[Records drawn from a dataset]
=== Begin Enclosure ===
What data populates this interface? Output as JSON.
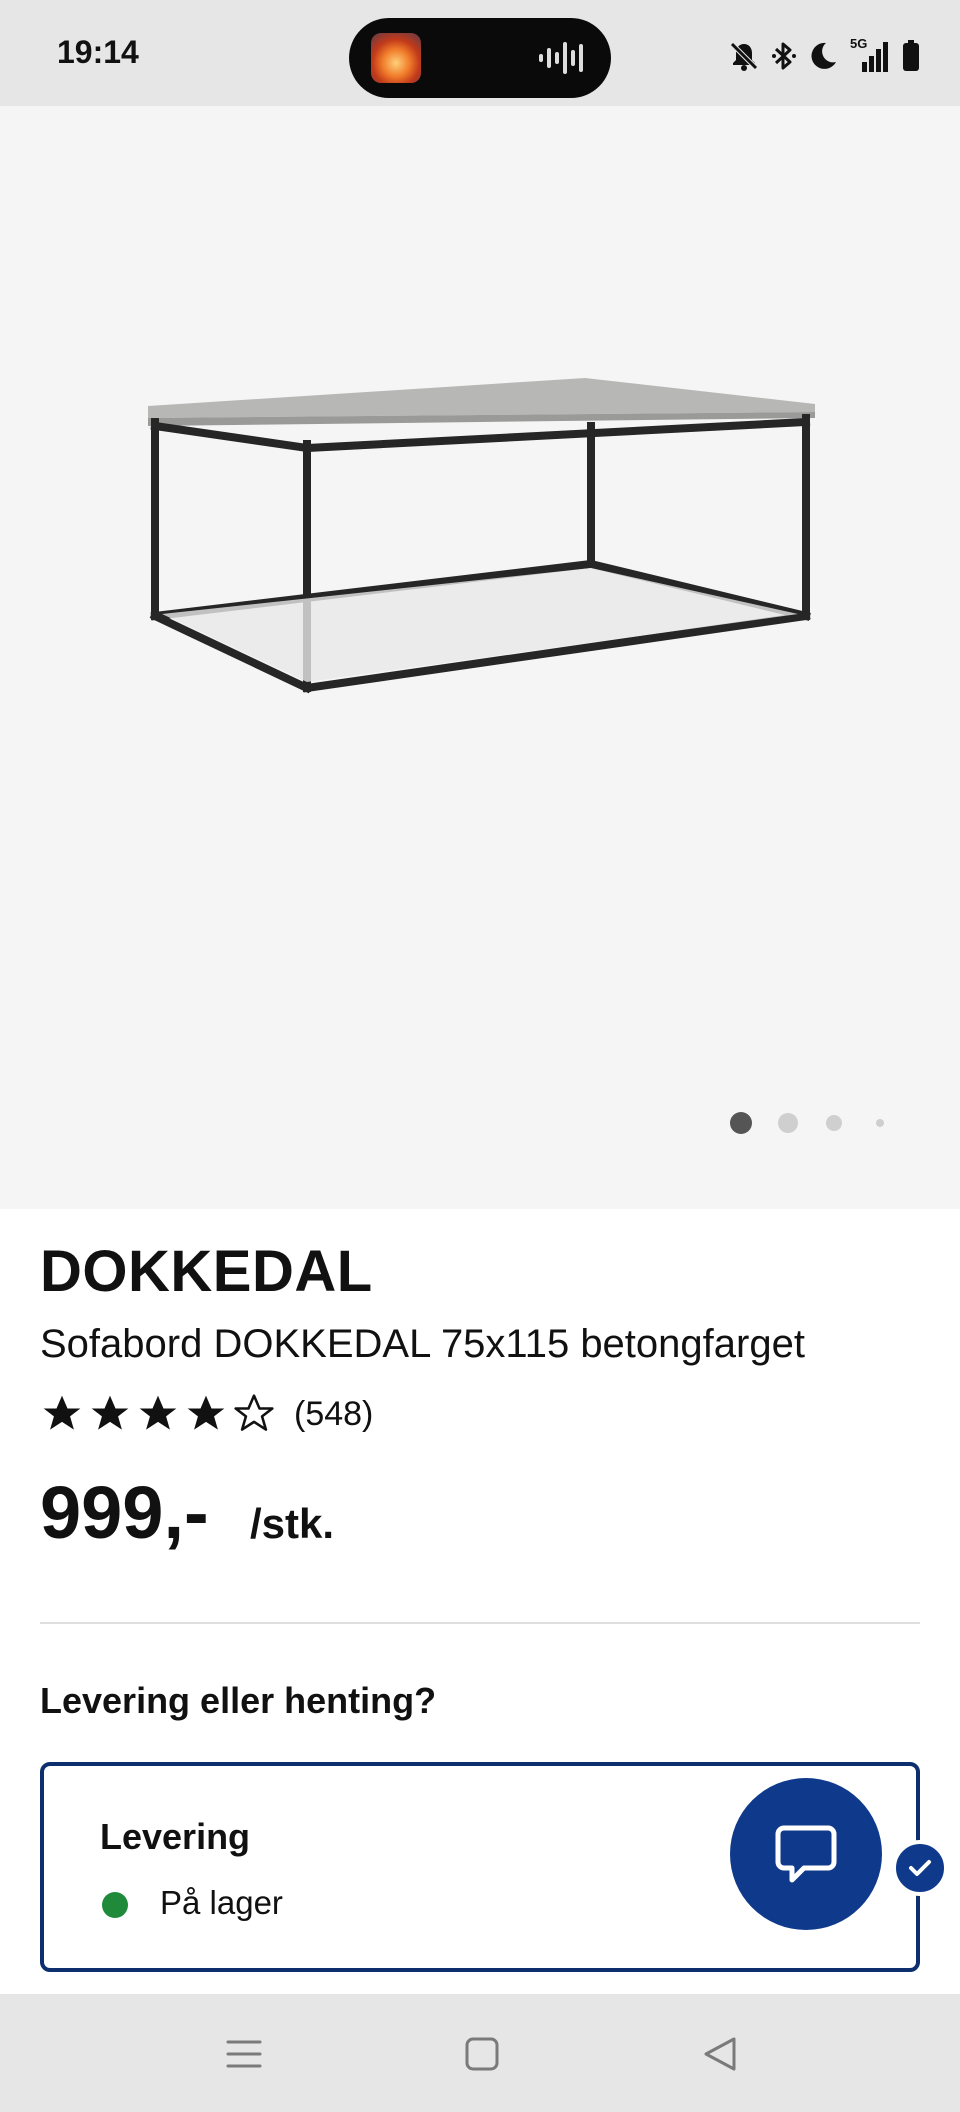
{
  "status_bar": {
    "time": "19:14",
    "icons": [
      "island-media-thumbnail",
      "audio-wave-icon",
      "mute-icon",
      "bluetooth-icon",
      "do-not-disturb-icon",
      "5g-signal-icon",
      "battery-icon"
    ],
    "network": "5G"
  },
  "product": {
    "image_alt": "DOKKEDAL sofabord",
    "image_pages": 4,
    "current_image": 1,
    "brand": "DOKKEDAL",
    "description": "Sofabord DOKKEDAL 75x115 betongfarget",
    "rating": 4,
    "rating_max": 5,
    "review_count": "(548)",
    "price": "999,-",
    "unit": "/stk."
  },
  "fulfilment": {
    "question": "Levering eller henting?",
    "delivery": {
      "title": "Levering",
      "stock_status": "På lager",
      "stock_color": "#1f8a3a",
      "selected": true
    }
  },
  "chat": {
    "icon": "chat-bubble-icon"
  },
  "nav_bar": {
    "items": [
      "menu-icon",
      "home-icon",
      "back-icon"
    ]
  },
  "colors": {
    "accent": "#0f3a8c",
    "card_border": "#0d2f6e",
    "hero_bg": "#f5f5f5"
  }
}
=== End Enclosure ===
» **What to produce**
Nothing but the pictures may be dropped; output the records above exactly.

» **Task response**
What data populates this interface? Output as JSON.
{
  "status_bar": {
    "time": "19:14",
    "icons": [
      "island-media-thumbnail",
      "audio-wave-icon",
      "mute-icon",
      "bluetooth-icon",
      "do-not-disturb-icon",
      "5g-signal-icon",
      "battery-icon"
    ],
    "network": "5G"
  },
  "product": {
    "image_alt": "DOKKEDAL sofabord",
    "image_pages": 4,
    "current_image": 1,
    "brand": "DOKKEDAL",
    "description": "Sofabord DOKKEDAL 75x115 betongfarget",
    "rating": 4,
    "rating_max": 5,
    "review_count": "(548)",
    "price": "999,-",
    "unit": "/stk."
  },
  "fulfilment": {
    "question": "Levering eller henting?",
    "delivery": {
      "title": "Levering",
      "stock_status": "På lager",
      "stock_color": "#1f8a3a",
      "selected": true
    }
  },
  "chat": {
    "icon": "chat-bubble-icon"
  },
  "nav_bar": {
    "items": [
      "menu-icon",
      "home-icon",
      "back-icon"
    ]
  },
  "colors": {
    "accent": "#0f3a8c",
    "card_border": "#0d2f6e",
    "hero_bg": "#f5f5f5"
  }
}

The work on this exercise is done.